This is Essential Politics, our daily look at California political and government news. Here's what we're watching right now:
- California senators advanced three immigration-related bills Tuesday, including a proposal to fund legal aid for immigrants in the state who face deportation .
- What has each member of California's congressional delegation said about President Trump's executive order on immigration? Find out your representative's position here .
- California's congressional Democrats came out forcefully against Trump's immigration directives over the weekend, while Republican members of Congress held their fire .
You can find our December news feed archive here .
The Democratic Congressional Campaign Committee has released a list of top targets looking ahead to the 2018 elections, and California's Republican delegation is a big part of it.
Of the 61 Republicans Democrats are looking to unseat nationwide, seven are Californians:
- CA-10: Jeff Denham (R-Turlock)
- CA-21: David Valadao (R-Hanford)
- CA-25: Steve Knight (R-Palmdale)
- CA-39: Ed Royce (R-Fullerton)
- CA-45: Mimi Walters (R-Irvine)
- CA-48: Dana Rohrabacher (R-Costa Mesa)
- CA-49: Darrell Issa (R-Vista)
All of these lawmakers represent districts carried by Hillary Clinton in the general election, with Valadao's district voting for Clinton over Trump by double-digit margins. Many of them seemed to win despite Trump in 2016 , out-polling him by at least several percentage points.
Issa and Denham won by the closest margins of the group, with Issa eking out a 51-49 win over Doug Applegate, who has already said he'll run again in 2018 . Denham overcame two-time challenger Michael Eggman by less than five percentage points.
Denham, Issa and Valadao were also among the top spenders in California on a per-vote basis in the November election, spending well above $30 per each vote they received.

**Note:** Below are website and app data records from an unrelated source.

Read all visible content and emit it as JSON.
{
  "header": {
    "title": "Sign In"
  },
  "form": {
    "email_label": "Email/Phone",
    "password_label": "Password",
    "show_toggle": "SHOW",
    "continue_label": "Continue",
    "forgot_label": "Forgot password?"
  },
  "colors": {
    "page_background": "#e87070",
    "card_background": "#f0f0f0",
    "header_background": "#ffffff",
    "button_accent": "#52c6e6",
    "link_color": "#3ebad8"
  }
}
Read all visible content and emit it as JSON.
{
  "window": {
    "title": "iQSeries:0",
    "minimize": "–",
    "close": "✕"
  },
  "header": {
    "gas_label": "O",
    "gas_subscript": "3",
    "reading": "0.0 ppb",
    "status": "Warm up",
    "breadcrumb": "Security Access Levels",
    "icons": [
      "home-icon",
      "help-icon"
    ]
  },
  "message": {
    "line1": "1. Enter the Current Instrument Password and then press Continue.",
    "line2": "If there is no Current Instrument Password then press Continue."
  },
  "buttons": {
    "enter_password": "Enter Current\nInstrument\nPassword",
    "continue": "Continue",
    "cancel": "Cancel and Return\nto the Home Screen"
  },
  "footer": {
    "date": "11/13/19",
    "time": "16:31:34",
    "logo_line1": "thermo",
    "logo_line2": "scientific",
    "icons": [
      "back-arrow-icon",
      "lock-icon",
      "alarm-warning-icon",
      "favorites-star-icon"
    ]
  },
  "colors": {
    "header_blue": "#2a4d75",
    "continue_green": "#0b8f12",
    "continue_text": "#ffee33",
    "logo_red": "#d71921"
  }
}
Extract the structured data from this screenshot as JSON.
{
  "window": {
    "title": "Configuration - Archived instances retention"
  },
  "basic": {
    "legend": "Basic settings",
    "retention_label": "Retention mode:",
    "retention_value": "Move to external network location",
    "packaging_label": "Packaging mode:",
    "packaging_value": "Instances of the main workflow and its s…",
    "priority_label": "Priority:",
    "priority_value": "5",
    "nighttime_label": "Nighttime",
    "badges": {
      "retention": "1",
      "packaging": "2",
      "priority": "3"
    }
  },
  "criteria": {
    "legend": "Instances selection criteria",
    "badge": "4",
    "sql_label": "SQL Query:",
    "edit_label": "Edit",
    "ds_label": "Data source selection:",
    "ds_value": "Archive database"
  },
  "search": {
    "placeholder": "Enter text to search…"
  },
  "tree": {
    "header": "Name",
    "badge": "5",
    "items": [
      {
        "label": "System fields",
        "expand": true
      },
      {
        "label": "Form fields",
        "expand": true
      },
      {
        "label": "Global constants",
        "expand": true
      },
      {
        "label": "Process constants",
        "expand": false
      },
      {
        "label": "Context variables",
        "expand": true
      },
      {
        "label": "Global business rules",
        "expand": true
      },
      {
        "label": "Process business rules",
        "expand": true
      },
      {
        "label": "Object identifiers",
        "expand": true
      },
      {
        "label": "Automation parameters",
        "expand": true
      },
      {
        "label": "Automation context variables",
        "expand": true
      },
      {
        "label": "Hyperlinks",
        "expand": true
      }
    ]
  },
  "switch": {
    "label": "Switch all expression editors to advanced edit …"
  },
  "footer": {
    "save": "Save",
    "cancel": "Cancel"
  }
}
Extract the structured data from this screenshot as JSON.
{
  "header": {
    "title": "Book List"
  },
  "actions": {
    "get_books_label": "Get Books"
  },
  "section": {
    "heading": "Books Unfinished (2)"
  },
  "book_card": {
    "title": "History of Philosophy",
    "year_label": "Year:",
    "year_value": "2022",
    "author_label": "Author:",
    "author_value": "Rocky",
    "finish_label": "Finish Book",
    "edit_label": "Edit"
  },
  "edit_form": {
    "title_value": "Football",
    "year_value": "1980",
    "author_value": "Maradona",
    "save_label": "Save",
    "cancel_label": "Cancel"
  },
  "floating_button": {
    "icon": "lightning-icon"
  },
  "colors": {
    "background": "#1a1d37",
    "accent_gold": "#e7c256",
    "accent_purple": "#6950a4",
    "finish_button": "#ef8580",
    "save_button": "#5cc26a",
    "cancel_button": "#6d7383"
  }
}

In a memo, the Democratic committee noted Trump's low approval ratings and the fact that few presidents in history have seen their party gain seats in Congress during the first midterm elections.